The venue has not changed from what was the seventh and finale stage of the previous tour. The one-mile, eight-corner circuit offers something for every type of rider. It begins with a false flat up hill through the first two corners followed by a gradual descent. The riders must take on two sets of technical chicanes before the finale corner to the finish line.
Key riders include 2006 winner Kyle Wamsley (Colavita/Sutter Home), Bill Elliston (Rite Aid Pro), Dave Fuentes (Batley-Harley Davidson), Jackie Simes (Time Pro Cycling) and Elliot Gaunt (Hershey Cancer Institute).
On the women's side Pocono's Mountain native, Laura Van Gilder (Cheerwine) and US criterium champion Tina Pic (Colavita/Sutter Home) look to add to their list of career victories. Other notable riders include Sarah Caravella (Tibco), Laura McCaughey (Juice Plus), Sue Palmer Komar (Advil ChapStick) and Veronica Martinez (JVR Sports).

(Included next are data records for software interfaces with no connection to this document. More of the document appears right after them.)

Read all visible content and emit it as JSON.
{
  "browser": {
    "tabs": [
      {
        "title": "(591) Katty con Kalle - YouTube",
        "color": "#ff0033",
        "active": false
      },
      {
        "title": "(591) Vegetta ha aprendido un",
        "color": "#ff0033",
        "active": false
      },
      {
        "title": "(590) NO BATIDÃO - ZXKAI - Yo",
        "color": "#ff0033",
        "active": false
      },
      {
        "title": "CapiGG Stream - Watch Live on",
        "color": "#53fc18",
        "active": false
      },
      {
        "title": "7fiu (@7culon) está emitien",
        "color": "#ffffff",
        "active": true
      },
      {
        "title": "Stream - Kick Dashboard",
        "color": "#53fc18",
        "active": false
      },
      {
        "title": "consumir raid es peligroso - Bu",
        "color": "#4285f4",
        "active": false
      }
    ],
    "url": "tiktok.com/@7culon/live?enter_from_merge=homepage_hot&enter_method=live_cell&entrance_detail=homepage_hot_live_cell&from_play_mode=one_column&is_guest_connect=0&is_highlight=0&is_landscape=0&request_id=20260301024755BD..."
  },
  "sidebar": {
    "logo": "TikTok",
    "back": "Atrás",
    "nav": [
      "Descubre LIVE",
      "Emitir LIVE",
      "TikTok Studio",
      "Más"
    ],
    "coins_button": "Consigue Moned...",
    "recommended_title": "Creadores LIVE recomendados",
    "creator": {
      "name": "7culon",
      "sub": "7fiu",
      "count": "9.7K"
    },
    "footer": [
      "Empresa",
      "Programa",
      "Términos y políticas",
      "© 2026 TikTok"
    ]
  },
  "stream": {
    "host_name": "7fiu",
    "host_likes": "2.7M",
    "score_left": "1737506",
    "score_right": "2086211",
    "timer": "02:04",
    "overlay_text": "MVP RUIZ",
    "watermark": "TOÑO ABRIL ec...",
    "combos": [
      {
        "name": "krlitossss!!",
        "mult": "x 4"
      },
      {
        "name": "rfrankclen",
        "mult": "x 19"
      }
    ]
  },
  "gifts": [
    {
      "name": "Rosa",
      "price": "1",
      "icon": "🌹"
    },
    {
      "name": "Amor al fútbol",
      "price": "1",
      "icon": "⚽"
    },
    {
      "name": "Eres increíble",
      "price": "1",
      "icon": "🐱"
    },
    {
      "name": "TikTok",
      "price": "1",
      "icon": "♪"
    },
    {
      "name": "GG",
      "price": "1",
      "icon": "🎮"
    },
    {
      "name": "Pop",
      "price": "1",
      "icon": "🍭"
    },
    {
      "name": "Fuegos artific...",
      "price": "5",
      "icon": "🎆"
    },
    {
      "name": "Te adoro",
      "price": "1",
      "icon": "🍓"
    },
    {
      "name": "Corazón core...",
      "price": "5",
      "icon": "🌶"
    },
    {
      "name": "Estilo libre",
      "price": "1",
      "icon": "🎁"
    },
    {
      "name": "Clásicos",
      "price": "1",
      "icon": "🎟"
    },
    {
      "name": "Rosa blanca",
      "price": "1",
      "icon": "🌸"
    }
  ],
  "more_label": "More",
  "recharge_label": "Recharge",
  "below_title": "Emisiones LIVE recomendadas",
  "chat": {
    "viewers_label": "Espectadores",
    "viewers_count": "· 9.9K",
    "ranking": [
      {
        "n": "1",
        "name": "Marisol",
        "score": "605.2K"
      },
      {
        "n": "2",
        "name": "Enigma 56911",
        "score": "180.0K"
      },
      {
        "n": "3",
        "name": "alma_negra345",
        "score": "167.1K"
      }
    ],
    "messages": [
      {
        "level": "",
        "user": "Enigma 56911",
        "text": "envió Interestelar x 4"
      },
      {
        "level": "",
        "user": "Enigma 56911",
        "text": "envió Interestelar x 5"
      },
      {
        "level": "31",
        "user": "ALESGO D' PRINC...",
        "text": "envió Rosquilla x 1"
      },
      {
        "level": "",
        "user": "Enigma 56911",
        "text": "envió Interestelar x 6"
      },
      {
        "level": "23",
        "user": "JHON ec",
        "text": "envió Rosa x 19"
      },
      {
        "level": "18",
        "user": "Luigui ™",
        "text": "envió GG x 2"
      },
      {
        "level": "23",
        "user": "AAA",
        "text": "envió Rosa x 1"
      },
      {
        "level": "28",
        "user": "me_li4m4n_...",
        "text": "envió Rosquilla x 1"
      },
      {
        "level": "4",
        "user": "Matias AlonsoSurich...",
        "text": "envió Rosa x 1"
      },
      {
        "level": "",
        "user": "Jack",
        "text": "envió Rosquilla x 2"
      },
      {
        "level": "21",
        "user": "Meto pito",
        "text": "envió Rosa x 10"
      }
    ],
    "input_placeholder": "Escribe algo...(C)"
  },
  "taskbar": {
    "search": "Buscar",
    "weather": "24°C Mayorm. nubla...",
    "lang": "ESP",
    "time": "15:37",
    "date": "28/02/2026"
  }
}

According to Bilotto, the event was downsized to allow the race committee to re-tool and come back stronger for next year's 2009 event.
Last chance to win in the Cyclingnews-Felt TdF competition!
It's your final your chance to win some great prizes as the Cyclingnews-Felt Tour competition closes at midnight on July 28th, GMT. The competition features a prize roster of kit that is being tested in the world's greatest bike race by some of the world's leading cyclists.
Our lead prize is the 2009 model Felt AR road frame, currently being ridden in the Tour de France by members of the Garmin-Chiplotle professional cycling team, as well as supplementary prizes from Craft - manufacturer of team clothing to CSC-Saxo - and eyewear from BBB, supplier to Team Barloworld.
The US-based Felt Bicycles is becoming one of the world's leading bicycle manufacturers, with its bikes now being raced by the USA's Garmin-Chipotle in the 2008 Tour de France. The team are riding the 2009 model Felt AR, which combines Felt's expertise in time trial and track bike technology, while maintaining the necessary ride and handling characteristics of premium road bikes.
But wait! There's more. All entrants in the Cyclingnews-Felt 2008 TdF competition will also go into the draw to win great supplementary prizes from our friends at Craft and BBB. Cyclingnews also has four 2008 model Team CSC jerseys, designed and made by Craft, one of the world's leading technical clothing manufacturers, as well as 10 sets of BBB's BSG-29 Attacker eyewear, the exact eyewear used by riders from Team Barloworld in this year's TdF.
Our thanks to our friends at Felt, Craft and BBB for providing such awesome prizes. Hurry and enter now to be in the draw. Good luck!
Stage video highlights and podcasts
Just can't get enough of the Tour? Well fear not because Cyclingnews has expanded its coverage once again this year to bring you video highlights of every stage plus daily podcasts courtesy of Bikeradar.com and Procycling magazine.
Our video comes directly from Tour de France owners Amaury Sport Organisation (ASO), and will be online shortly after the finish of each stage. We've also got highlights from classic Tours of the past so click here to see the full archive.
Check out the podcasts page in our Tour de France section for a full round-up of news and views from the Tour.
(All rights reserved/Copyright Future Publishing (Overseas) Limited 2008)